## Interface dataset entries
^^^^

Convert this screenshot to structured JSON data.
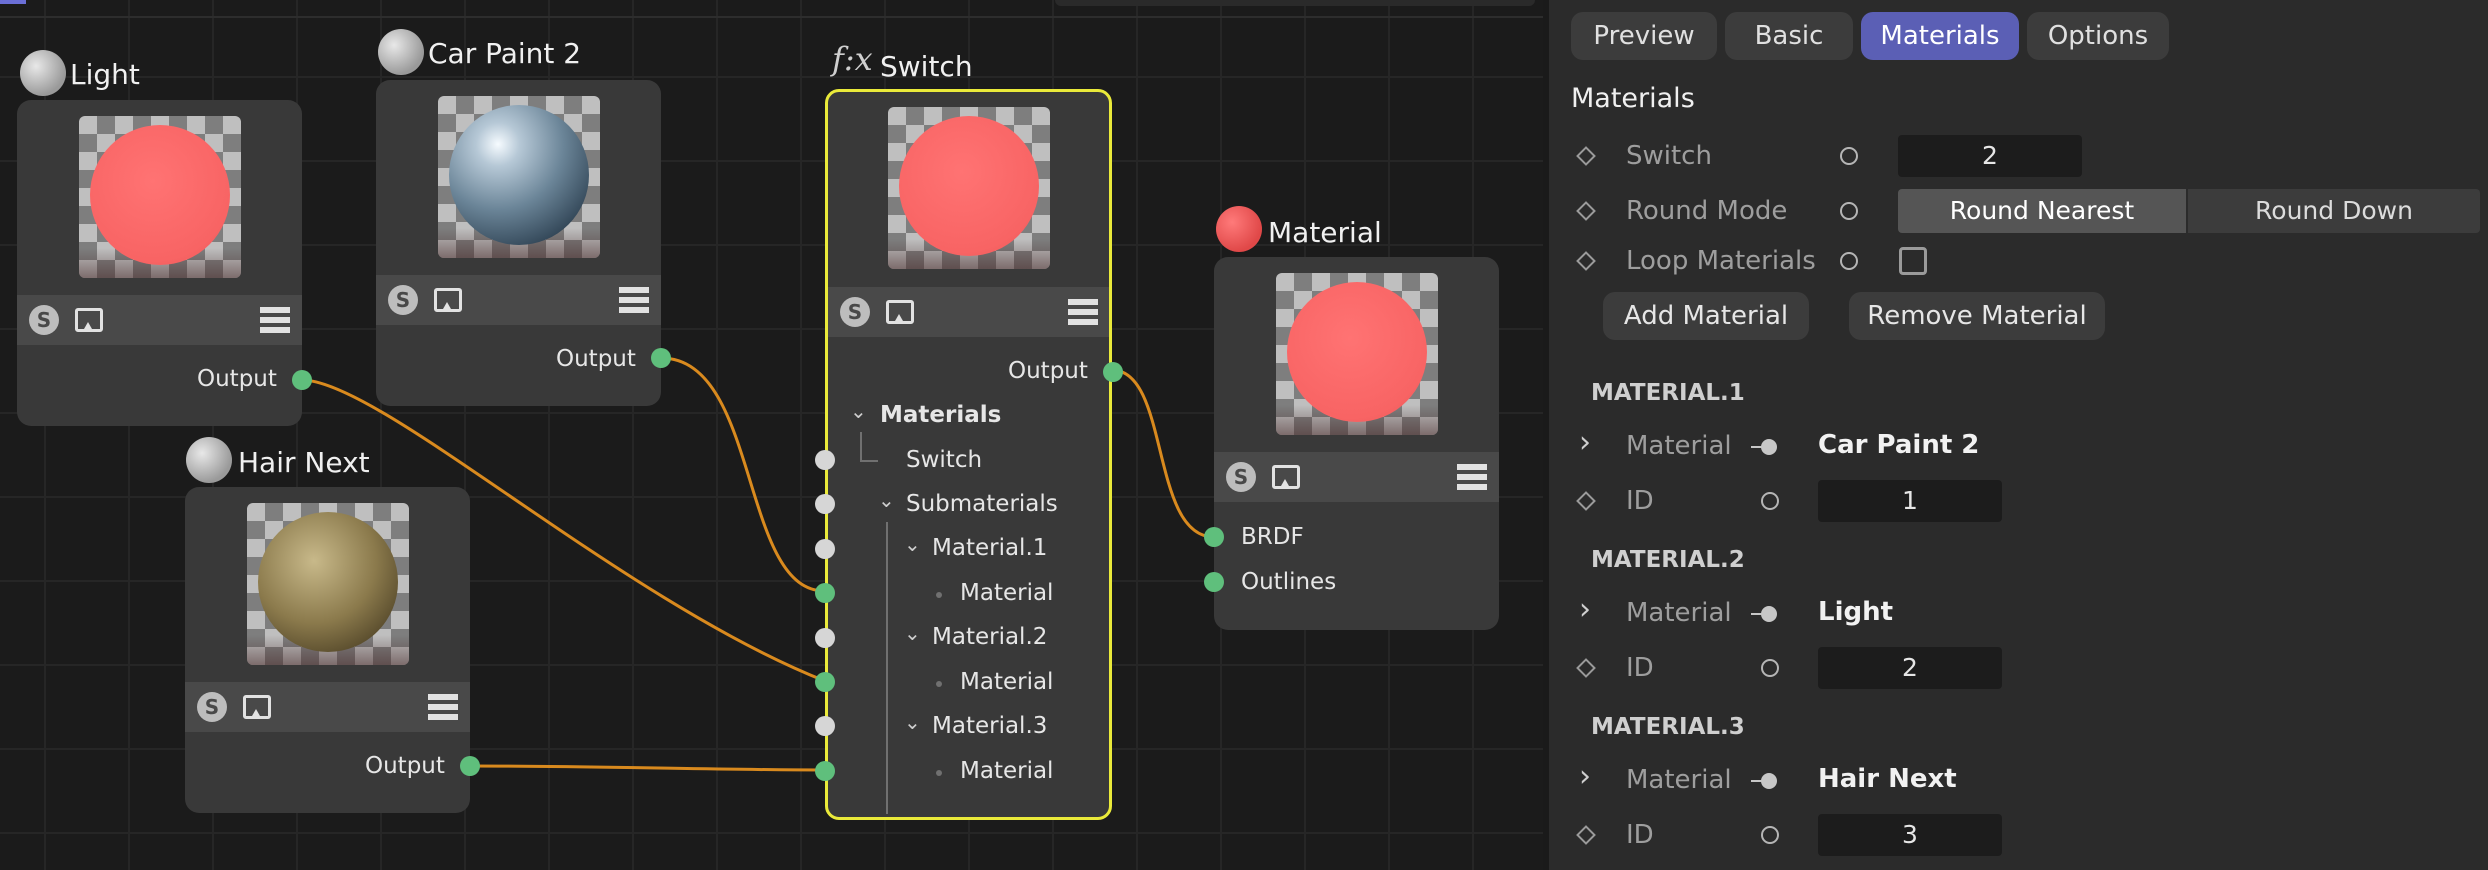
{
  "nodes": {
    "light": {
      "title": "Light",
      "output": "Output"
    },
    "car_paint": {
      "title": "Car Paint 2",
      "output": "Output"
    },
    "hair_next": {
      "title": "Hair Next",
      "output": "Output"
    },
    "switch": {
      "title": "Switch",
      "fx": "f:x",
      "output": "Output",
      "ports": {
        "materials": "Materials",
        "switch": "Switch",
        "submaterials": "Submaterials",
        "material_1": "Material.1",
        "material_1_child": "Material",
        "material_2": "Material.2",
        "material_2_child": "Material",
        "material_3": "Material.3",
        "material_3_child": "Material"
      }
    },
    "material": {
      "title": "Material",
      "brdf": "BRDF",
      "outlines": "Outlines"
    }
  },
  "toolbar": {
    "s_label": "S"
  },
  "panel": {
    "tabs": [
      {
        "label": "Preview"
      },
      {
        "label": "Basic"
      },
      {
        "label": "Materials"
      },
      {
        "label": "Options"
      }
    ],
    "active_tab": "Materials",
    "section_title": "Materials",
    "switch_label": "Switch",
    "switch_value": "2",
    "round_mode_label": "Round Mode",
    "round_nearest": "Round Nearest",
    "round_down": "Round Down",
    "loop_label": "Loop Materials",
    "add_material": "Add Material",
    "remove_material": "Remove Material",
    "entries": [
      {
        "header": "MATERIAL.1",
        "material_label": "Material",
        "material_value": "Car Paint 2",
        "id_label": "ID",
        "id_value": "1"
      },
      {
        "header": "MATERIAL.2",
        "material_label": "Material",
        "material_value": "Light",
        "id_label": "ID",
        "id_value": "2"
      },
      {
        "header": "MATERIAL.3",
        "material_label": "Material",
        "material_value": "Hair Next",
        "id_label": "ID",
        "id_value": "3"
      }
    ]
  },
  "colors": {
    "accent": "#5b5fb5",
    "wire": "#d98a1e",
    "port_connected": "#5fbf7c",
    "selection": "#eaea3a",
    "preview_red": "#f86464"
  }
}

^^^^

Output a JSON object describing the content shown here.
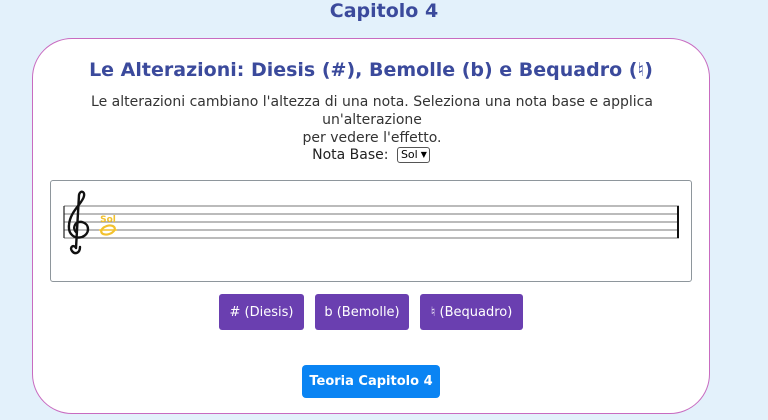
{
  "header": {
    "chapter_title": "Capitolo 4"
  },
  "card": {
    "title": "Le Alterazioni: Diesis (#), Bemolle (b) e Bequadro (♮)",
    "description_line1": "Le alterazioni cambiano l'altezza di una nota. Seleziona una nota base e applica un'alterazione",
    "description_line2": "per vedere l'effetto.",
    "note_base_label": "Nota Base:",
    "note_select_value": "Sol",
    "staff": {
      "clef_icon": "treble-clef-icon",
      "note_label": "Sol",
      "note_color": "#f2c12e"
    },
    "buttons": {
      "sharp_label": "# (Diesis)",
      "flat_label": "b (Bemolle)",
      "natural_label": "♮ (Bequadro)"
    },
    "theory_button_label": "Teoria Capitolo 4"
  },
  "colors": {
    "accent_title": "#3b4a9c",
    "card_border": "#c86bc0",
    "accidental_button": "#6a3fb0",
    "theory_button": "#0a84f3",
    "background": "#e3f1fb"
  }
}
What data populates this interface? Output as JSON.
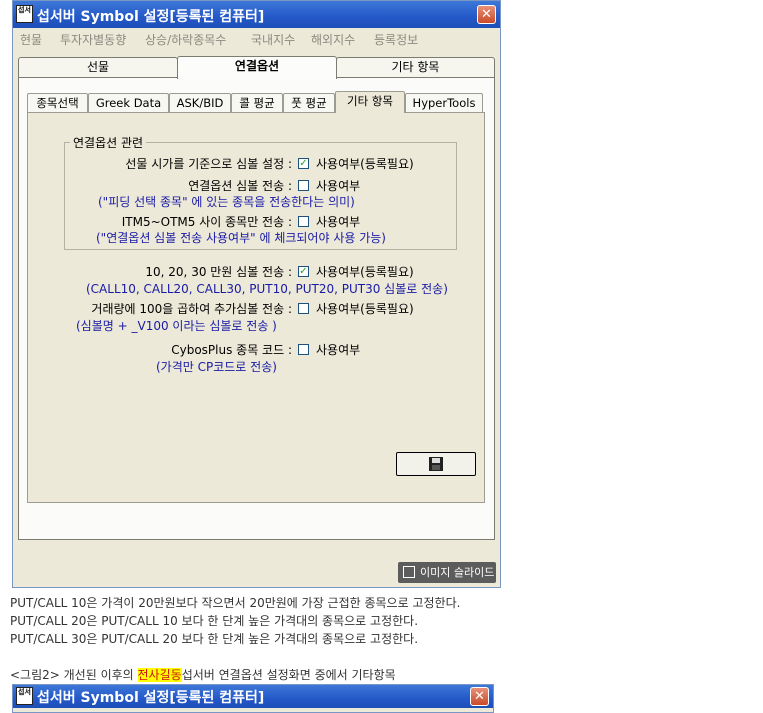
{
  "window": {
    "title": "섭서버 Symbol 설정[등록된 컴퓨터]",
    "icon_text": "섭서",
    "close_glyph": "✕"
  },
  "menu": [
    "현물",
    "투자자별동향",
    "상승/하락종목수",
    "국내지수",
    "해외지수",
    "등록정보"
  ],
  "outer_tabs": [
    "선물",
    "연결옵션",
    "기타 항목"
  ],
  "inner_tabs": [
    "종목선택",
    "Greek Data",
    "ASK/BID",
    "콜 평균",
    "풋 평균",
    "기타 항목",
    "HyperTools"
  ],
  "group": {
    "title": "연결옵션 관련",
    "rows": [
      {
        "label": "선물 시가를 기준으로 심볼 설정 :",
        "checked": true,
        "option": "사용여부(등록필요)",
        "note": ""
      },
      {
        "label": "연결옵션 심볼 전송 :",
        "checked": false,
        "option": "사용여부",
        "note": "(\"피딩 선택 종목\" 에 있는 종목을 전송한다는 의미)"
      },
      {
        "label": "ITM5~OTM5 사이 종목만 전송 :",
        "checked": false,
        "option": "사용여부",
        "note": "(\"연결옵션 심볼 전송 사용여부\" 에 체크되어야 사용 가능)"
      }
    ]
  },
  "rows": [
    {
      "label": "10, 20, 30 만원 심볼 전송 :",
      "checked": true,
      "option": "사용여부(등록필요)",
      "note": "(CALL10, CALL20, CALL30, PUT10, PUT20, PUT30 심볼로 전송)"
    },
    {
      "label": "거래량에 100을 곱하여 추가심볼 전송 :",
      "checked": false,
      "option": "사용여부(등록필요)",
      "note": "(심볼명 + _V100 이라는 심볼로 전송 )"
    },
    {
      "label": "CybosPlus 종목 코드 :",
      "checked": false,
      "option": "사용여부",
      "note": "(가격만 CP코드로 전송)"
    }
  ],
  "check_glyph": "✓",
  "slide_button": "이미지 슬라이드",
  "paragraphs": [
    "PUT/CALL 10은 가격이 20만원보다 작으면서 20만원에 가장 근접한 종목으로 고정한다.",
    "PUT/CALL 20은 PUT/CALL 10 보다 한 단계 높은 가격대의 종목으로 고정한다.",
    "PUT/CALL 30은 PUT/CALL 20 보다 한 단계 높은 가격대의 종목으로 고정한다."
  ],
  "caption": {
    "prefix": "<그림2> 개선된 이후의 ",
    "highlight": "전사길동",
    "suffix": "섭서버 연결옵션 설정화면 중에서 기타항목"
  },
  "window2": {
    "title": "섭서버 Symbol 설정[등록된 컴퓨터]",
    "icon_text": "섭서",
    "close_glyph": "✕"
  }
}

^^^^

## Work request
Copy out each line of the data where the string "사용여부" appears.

## Result
        "option": "사용여부(등록필요)",
        "option": "사용여부",
        "option": "사용여부",
        "note": "(\"연결옵션 심볼 전송 사용여부\" 에 체크되어야 사용 가능)"
      "option": "사용여부(등록필요)",
      "option": "사용여부(등록필요)",
      "option": "사용여부",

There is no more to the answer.